2013/07/05 Leave a comment

In this last post, I went over what was my position in languages 3 years ago, in 2009, before I started learning Japanese and got into this current stage of language learning. After reading that post, I hope I sounded like a pretty typical person. I haven’t done anything impressive, so I hope many people who may think it is can see that I don’t have any special history, skill, or natural talent that has allowed me to get to where I am now. I simply do it without consideration of excuses and misconceptions.

This is a review of what I’ve accomplished in the past 3 years, up to summer of 2012, with a brief overview on how I did it, so that you can do it too. For that reason, links will be provided to any mentioned resources, but check out my Language Resources Page for a full list.

So now it’s time to go over what’s actually happened, and where I am now.

In case you’re looking for something specific, I’ll let you know this article mentions:

  • Japanese
  • Mandarin
  • Hindi
  • Korean
  • Morse Code
  • International Phonetic Alphabet
  • Russian & Greek
  • Vietnamese
  • Cantonese
  • Hmong
  • Yoruba
  • French
  • Spanish

The Decision


Which Language?

Starting Japanese is the big landmark marking where everything started. I wanted to start a new language, with not much of a goal in mind other than to see how it goes, how far I get, and how quickly I learn. I wasn’t going to put much effort since I foresaw myself getting busier in the upcoming years, and wasn’t going to care much for motivation. The only motivation needed is to do it: keep it in mind, do it when possible, but make sure I find that time and make time as possible. I considered Italian since I’ve had the interest and it would be easy, but it’s pretty close to Spanish, so I saw little need. German seemed like a good choice, but you know what? I decided I wanted something considered totally different, so let’s check out East Asia, I thought. Chinese characters, yes! So Mandarin or Japanese? I felt Mandarin would be more useful, and I have a little more interest in China culturally, BUT I had already started watching some anime, listening to some Japanese music as introduced to me from anime, and I was beginning to pick up a tiny selection of words. Thus, Japanese had the better and most promising opportunities for “practice.” Japanese it was!

Common First Step to all Languages

Something else I do to gauge interest and get a feel for a language, is to check out its grammar, so whenever I’m curious about a language, I go look over its article on Wikipedia, looking for the grammar section or grammar article.

The scary G-word is definitely something too many people over-concern themselves with (eg., in school courses), but I do believe it’s nice to start with it. What distinguishes a language and gives it its personality, its attractive qualities? I would say grammar!
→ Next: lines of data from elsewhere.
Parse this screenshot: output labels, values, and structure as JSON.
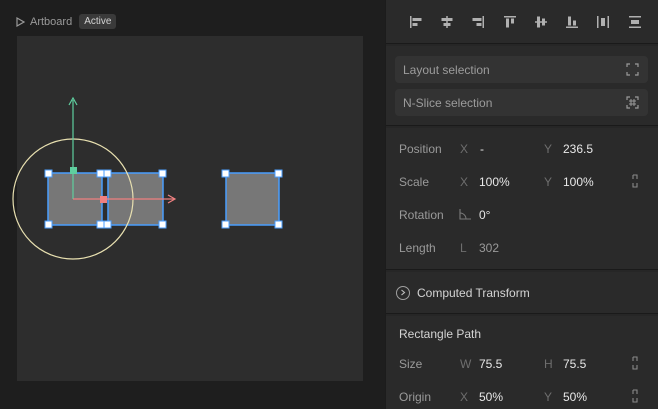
{
  "artboard": {
    "name": "Artboard",
    "status": "Active"
  },
  "align_tools": [
    {
      "icon": "align-left-icon"
    },
    {
      "icon": "align-horizontal-center-icon"
    },
    {
      "icon": "align-right-icon"
    },
    {
      "icon": "align-top-icon"
    },
    {
      "icon": "align-vertical-center-icon"
    },
    {
      "icon": "align-bottom-icon"
    },
    {
      "icon": "distribute-horizontal-icon"
    },
    {
      "icon": "distribute-vertical-icon"
    }
  ],
  "selection": {
    "layout_label": "Layout selection",
    "nslice_label": "N-Slice selection"
  },
  "transform": {
    "position": {
      "label": "Position",
      "x_axis": "X",
      "x_value": "-",
      "y_axis": "Y",
      "y_value": "236.5"
    },
    "scale": {
      "label": "Scale",
      "x_axis": "X",
      "x_value": "100%",
      "y_axis": "Y",
      "y_value": "100%"
    },
    "rotation": {
      "label": "Rotation",
      "value": "0°"
    },
    "length": {
      "label": "Length",
      "axis": "L",
      "value": "302"
    }
  },
  "computed_transform": {
    "label": "Computed Transform"
  },
  "rectangle_path": {
    "title": "Rectangle Path",
    "size": {
      "label": "Size",
      "w_axis": "W",
      "w_value": "75.5",
      "h_axis": "H",
      "h_value": "75.5"
    },
    "origin": {
      "label": "Origin",
      "x_axis": "X",
      "x_value": "50%",
      "y_axis": "Y",
      "y_value": "50%"
    }
  },
  "colors": {
    "selection_blue": "#4a9eff",
    "gizmo_green": "#5fcf9f",
    "gizmo_red": "#f08080",
    "rotation_ring": "#e8e0b0",
    "shape_fill": "#777777"
  }
}
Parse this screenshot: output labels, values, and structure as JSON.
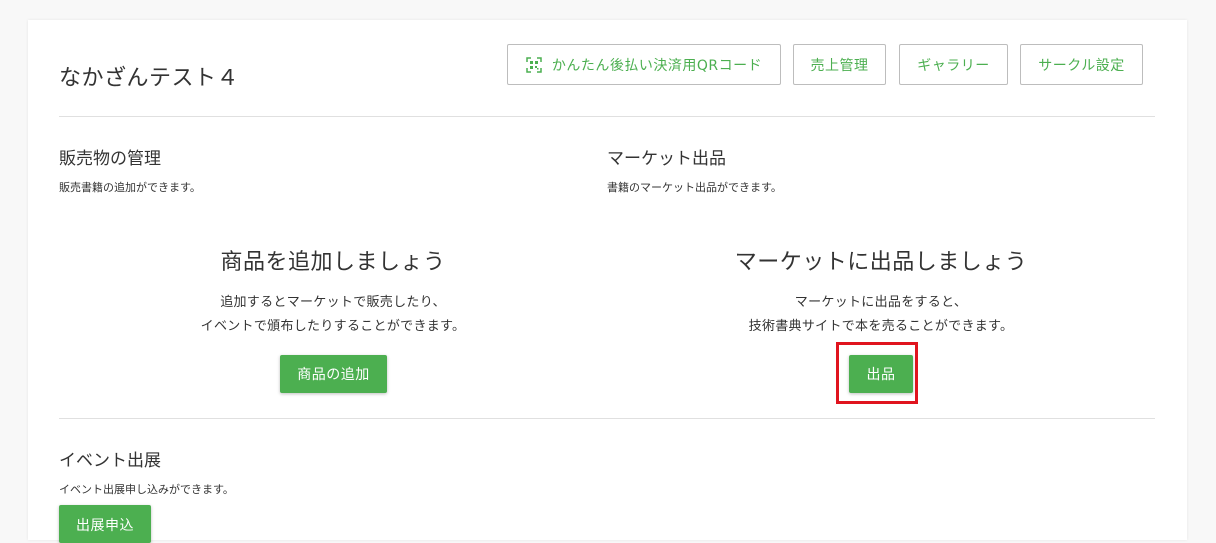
{
  "circle": {
    "name": "なかざんテスト４"
  },
  "toolbar": {
    "qr_label": "かんたん後払い決済用QRコード",
    "sales_label": "売上管理",
    "gallery_label": "ギャラリー",
    "settings_label": "サークル設定"
  },
  "products": {
    "title": "販売物の管理",
    "desc": "販売書籍の追加ができます。",
    "cta_title": "商品を追加しましょう",
    "cta_line1": "追加するとマーケットで販売したり、",
    "cta_line2": "イベントで頒布したりすることができます。",
    "button": "商品の追加"
  },
  "market": {
    "title": "マーケット出品",
    "desc": "書籍のマーケット出品ができます。",
    "cta_title": "マーケットに出品しましょう",
    "cta_line1": "マーケットに出品をすると、",
    "cta_line2": "技術書典サイトで本を売ることができます。",
    "button": "出品"
  },
  "event": {
    "title": "イベント出展",
    "desc": "イベント出展申し込みができます。",
    "button": "出展申込"
  },
  "colors": {
    "accent": "#4caf50",
    "highlight": "#e0141e"
  },
  "icons": {
    "qr": "qr-code-icon"
  }
}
If languages didn’t have differences in word order, structure, parts of speech, conjugation, etc., learning language would be nothing more than learning vocabulary to swap out, and translations could be made virtually word-for-word. So I read up on grammar.

In the case of Japanese, then, I learned that it doesn’t necessarily use a Subject-Object-Verb (SOV) structure, but it is instead primarily a topic-comment structured language. Topics can be dropped if obvious, and it’s much more common (informally) to make extremely short or single-word statements than in English. Questions are structured the same way as statements, only with question words and/or just a “ka” at the end. Different tenses/moods/aspects exist, but all persons (I, you, they, etc.) use the same conjugation. Seeing example sentences helped me see what this all means and how it really comes together.

After reading up on the basics of a language’s grammar, no matter how I continue learning, I’ll better understand why words are coming together the way they are, and the boost to my interest in the language helps make sure I keep goingRead more…